The First Jump Night Thread (1/8/21)

So when I was in college I decided my friends and I should totally go skydiving. I did some research and discovered that the first jump would be rather expensive and require four hours of training before we even got in the plane, but subsequent jumps would be less of an investment. “Excellent!” said I. “This will be our new hobby!”

The day arrived, and we dutifully completed our training, which mostly consisted of reminding us over and over again what to do if our chute didn’t open properly and, very importantly, in which order to pull things if worse came to worst and we had to use our secondary chute (deploying the emergency chute before releasing the primary chute would apparently be Very Bad).
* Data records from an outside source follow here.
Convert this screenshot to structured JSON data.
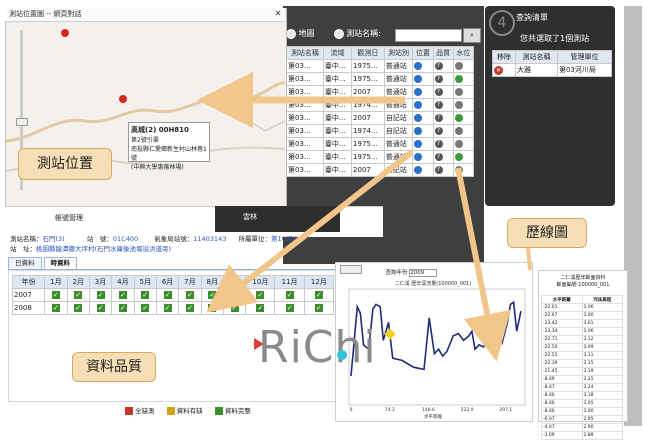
{
  "map_window": {
    "title": "測站位置圖 -- 網頁對話",
    "close": "✕",
    "popup_title": "高城(2) 00H810",
    "popup_line1": "第2號引渠",
    "popup_line2": "南投縣仁愛鄉新生村山林巷1號",
    "popup_line3": "(中興大學惠蓀林場)"
  },
  "search_bar": {
    "radio_map": "地圖",
    "radio_name": "測站名稱:"
  },
  "station_table": {
    "headers": [
      "測站編號",
      "測站名稱",
      "流域",
      "觀測日",
      "測站別",
      "位置",
      "品質",
      "水位"
    ],
    "rows": [
      [
        "",
        "第03...",
        "臺中...",
        "1975...",
        "普通站"
      ],
      [
        "",
        "第03...",
        "臺中...",
        "1975...",
        "普通站"
      ],
      [
        "",
        "第03...",
        "臺中...",
        "2007",
        "普通站"
      ],
      [
        "",
        "第03...",
        "臺中...",
        "1974...",
        "普通站"
      ],
      [
        "",
        "第03...",
        "臺中...",
        "2007",
        "自記站"
      ],
      [
        "",
        "第03...",
        "臺中...",
        "1974...",
        "自記站"
      ],
      [
        "",
        "第03...",
        "臺中...",
        "1975...",
        "普通站"
      ],
      [
        "",
        "第03...",
        "臺中...",
        "1975...",
        "普通站"
      ],
      [
        "",
        "第03...",
        "臺中...",
        "2007",
        "自記站"
      ]
    ]
  },
  "right_panel": {
    "step": "4",
    "title": "查詢清單",
    "count_text": "您共選取了1個測站",
    "headers": [
      "移除",
      "測站名稱",
      "管理單位"
    ],
    "rows": [
      [
        "大雅",
        "第03河川局"
      ]
    ]
  },
  "callouts": {
    "location": "測站位置",
    "history": "歷線圖",
    "quality": "資料品質"
  },
  "middle": {
    "tree_label": "帳號管理",
    "dark_label": "雲林",
    "info_line1_a": "測站名稱：",
    "info_line1_b": "石門(3)",
    "info_line1_c": "站　號：",
    "info_line1_d": "01C400",
    "info_line1_e": "氣象局站號：",
    "info_line1_f": "11403143",
    "info_line1_g": "所屬單位：",
    "info_line1_h": "第10河川局",
    "info_line2_a": "站　址：",
    "info_line2_b": "桃園縣龍潭鄉大坪村(石門水庫後池堰溢洪道旁)"
  },
  "tabs": [
    "日資料",
    "時資料"
  ],
  "quality_table": {
    "headers": [
      "年份",
      "1月",
      "2月",
      "3月",
      "4月",
      "5月",
      "6月",
      "7月",
      "8月",
      "9月",
      "10月",
      "11月",
      "12月"
    ],
    "rows": [
      {
        "year": "2007"
      },
      {
        "year": "2008"
      }
    ]
  },
  "legend": {
    "missing": "全缺測",
    "partial": "資料有缺",
    "complete": "資料完整"
  },
  "chart_window": {
    "year_label": "查詢年份",
    "year_value": "2009",
    "title": "二仁溪 歷年逕流量(100000_001)",
    "x_ticks": [
      "0",
      "74.3",
      "148.6",
      "222.9",
      "297.1"
    ],
    "x_label": "水平距離"
  },
  "hist_window": {
    "title": "二仁溪歷年斷面資料",
    "subtitle": "斷面編號:100000_001",
    "headers": [
      "水平距離",
      "河床高程"
    ],
    "rows": [
      [
        "-22.01",
        "3.06"
      ],
      [
        "-22.67",
        "3.00"
      ],
      [
        "-23.42",
        "3.01"
      ],
      [
        "-23.34",
        "3.06"
      ],
      [
        "-22.71",
        "3.12"
      ],
      [
        "-22.50",
        "3.09"
      ],
      [
        "-22.55",
        "3.11"
      ],
      [
        "-22.39",
        "3.15"
      ],
      [
        "-21.45",
        "3.19"
      ],
      [
        "-8.09",
        "3.25"
      ],
      [
        "-8.07",
        "3.24"
      ],
      [
        "-8.00",
        "3.18"
      ],
      [
        "-8.00",
        "3.05"
      ],
      [
        "-8.00",
        "3.00"
      ],
      [
        "-6.07",
        "2.95"
      ],
      [
        "-4.07",
        "2.90"
      ],
      [
        "-3.09",
        "2.88"
      ]
    ]
  },
  "logo": {
    "text": "RiChi"
  },
  "chart_data": {
    "type": "line",
    "title": "二仁溪 歷年逕流量(100000_001)",
    "xlabel": "水平距離",
    "ylabel": "",
    "x": [
      0,
      12,
      18,
      24,
      34,
      42,
      48,
      56,
      62,
      72,
      80,
      98,
      120,
      140,
      150,
      160,
      168,
      176,
      184,
      196,
      206,
      216,
      226,
      232,
      238,
      246,
      254,
      262,
      270,
      280,
      290,
      300,
      306,
      312,
      318,
      326
    ],
    "series": [
      {
        "values": [
          0.2,
          3.3,
          3.0,
          1.6,
          1.4,
          3.2,
          3.4,
          3.3,
          1.8,
          2.6,
          1.0,
          0.9,
          0.6,
          0.5,
          2.8,
          1.2,
          1.4,
          1.1,
          1.3,
          2.0,
          2.1,
          1.8,
          2.0,
          2.2,
          1.4,
          1.6,
          1.5,
          1.8,
          1.9,
          2.4,
          1.7,
          2.6,
          3.4,
          3.5,
          2.2,
          3.1
        ]
      }
    ],
    "xlim": [
      0,
      330
    ],
    "ylim": [
      -1,
      4
    ],
    "x_ticks": [
      "0",
      "74.3",
      "148.6",
      "222.9",
      "297.1"
    ]
  }
}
Then it was time to get in the plane. I was so excited, and of course I was determined to go first, so I was seated next to the door. The plane reached jumping height, and I looked down, and . . . NOPE. All my bravado melted away. What the fuck was I thinking? I couldn’t even bring myself to dive off the high board when my dad offered me $20 to do so on a dare. There was no way I was doing this. So one by one my three friends clambered over me and exited the plane to fates unknown. Finally, I was the last one left. I had a choice: ride back down in the plane or fling myself out of it like a fucking idiot. Too young and prideful to slink back down to the ground in safety, I somehow screwed up the courage to be a fucking idiot.

Here’s the thing a lot of people don’t know about (some) skydiving: You don’t actually jump out of the plane, or at least we didn’t. What I had to do was creep out onto the plane’s step, then grab the strut under the wing and hang on like Superman until the pilot gave the signal for me to let go. They made it clear that once I was out of the plane, I was skydiving whether I liked it or not (it was too dangerous to try to get back in the plane, so anyone who refused to let go would be waggled off). I inched my way out, grabbed the strut, and closed my eyes. I have no idea if the pilot ever signaled me. I just forced my hands open and flew backwards.
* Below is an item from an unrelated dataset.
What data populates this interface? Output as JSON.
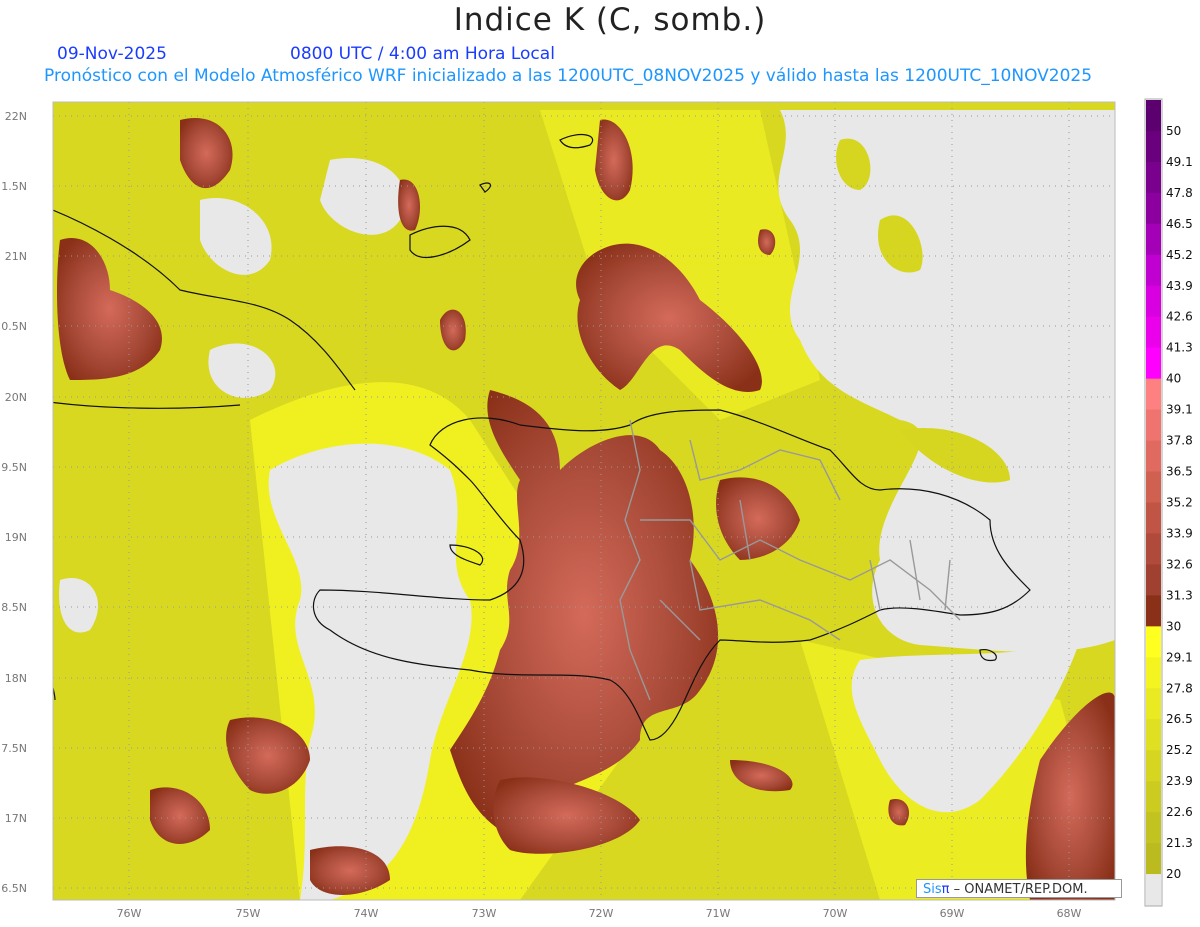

This was static line skydiving, meaning my cord was pulled when I let go, leaving me with roughly eight seconds of free fall before my chute, God willing, would deploy. All of that training was for naught, because if my chute hadn’t opened properly, I’d have died. My brain was offline; I basically ceased to exist for those eight seconds. Then my chute flared, and I was floating.

I wish I could say it was magical, life changing, etc., and in some ways it was, but mostly, for me, it was terrifying. It was an experience fundamentally Not For Humans. The floating was pretty transcendental, and I enjoyed it, jabbering to myself all the while, but soon I started worrying about getting down, trying to spot the airport where I was supposed to land and checking my altimeter to make sure I was following instructions. So when I was meant to be one with the godhead, mostly I was just contemplating what would happen if I ended up on the interstate.
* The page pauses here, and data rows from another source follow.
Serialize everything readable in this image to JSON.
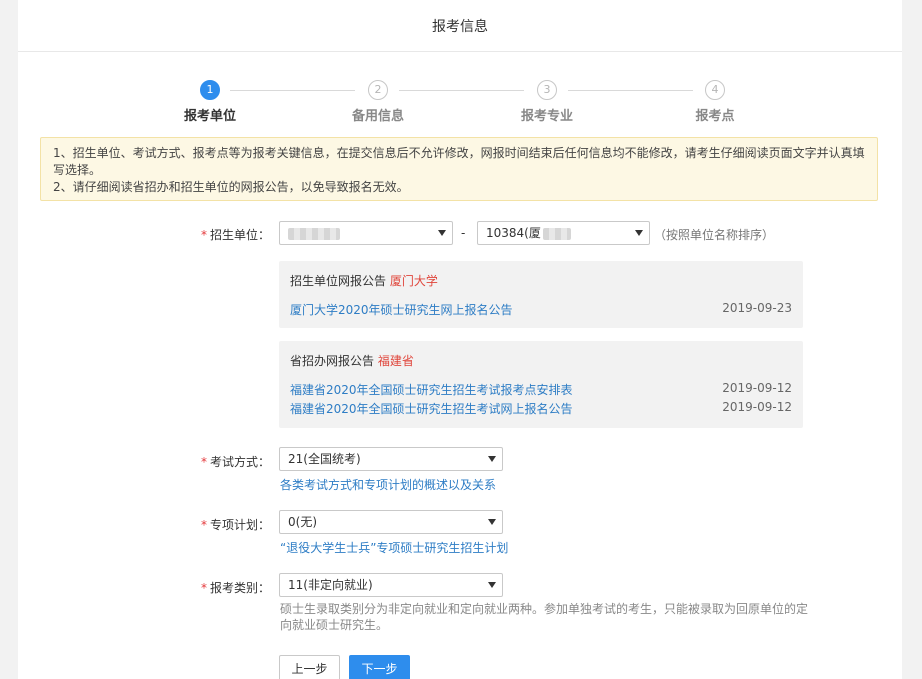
{
  "header": {
    "title": "报考信息"
  },
  "steps": [
    {
      "num": "1",
      "label": "报考单位"
    },
    {
      "num": "2",
      "label": "备用信息"
    },
    {
      "num": "3",
      "label": "报考专业"
    },
    {
      "num": "4",
      "label": "报考点"
    }
  ],
  "notice": {
    "line1": "1、招生单位、考试方式、报考点等为报考关键信息，在提交信息后不允许修改，网报时间结束后任何信息均不能修改，请考生仔细阅读页面文字并认真填写选择。",
    "line2": "2、请仔细阅读省招办和招生单位的网报公告，以免导致报名无效。"
  },
  "unit": {
    "label": "招生单位：",
    "separator": "-",
    "select2_value": "10384(厦",
    "sort_hint": "（按照单位名称排序）"
  },
  "unit_notice": {
    "title": "招生单位网报公告",
    "title_highlight": "厦门大学",
    "items": [
      {
        "text": "厦门大学2020年硕士研究生网上报名公告",
        "date": "2019-09-23"
      }
    ]
  },
  "province_notice": {
    "title": "省招办网报公告",
    "title_highlight": "福建省",
    "items": [
      {
        "text": "福建省2020年全国硕士研究生招生考试报考点安排表",
        "date": "2019-09-12"
      },
      {
        "text": "福建省2020年全国硕士研究生招生考试网上报名公告",
        "date": "2019-09-12"
      }
    ]
  },
  "exam_mode": {
    "label": "考试方式：",
    "value": "21(全国统考)",
    "link": "各类考试方式和专项计划的概述以及关系"
  },
  "special_plan": {
    "label": "专项计划：",
    "value": "0(无)",
    "link": "“退役大学生士兵”专项硕士研究生招生计划"
  },
  "category": {
    "label": "报考类别：",
    "value": "11(非定向就业)",
    "desc": "硕士生录取类别分为非定向就业和定向就业两种。参加单独考试的考生，只能被录取为回原单位的定向就业硕士研究生。"
  },
  "buttons": {
    "prev": "上一步",
    "next": "下一步"
  },
  "colors": {
    "accent": "#2e8ded",
    "link": "#2e7dc5",
    "highlight": "#e0453b",
    "notice_bg": "#fdf8e4"
  }
}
I got down just fine and even landed mostly on target, albeit on my ass (and I’m told that my feet were pedaling like a cartoon character from about 50 feet up). Alive and well, I was elated, proud of myself, and already slightly regretful that I was too scared to better appreciate my first jump.

It was also my last jump. Hell if I was doing that again! But I know full well that these days I would never have gotten out of that plane, so kudos to young jake for giving me an experience that was not quite what I had envisioned, but which I’m glad I had and will never forget.

Have an awesome Night Thread, Avocados!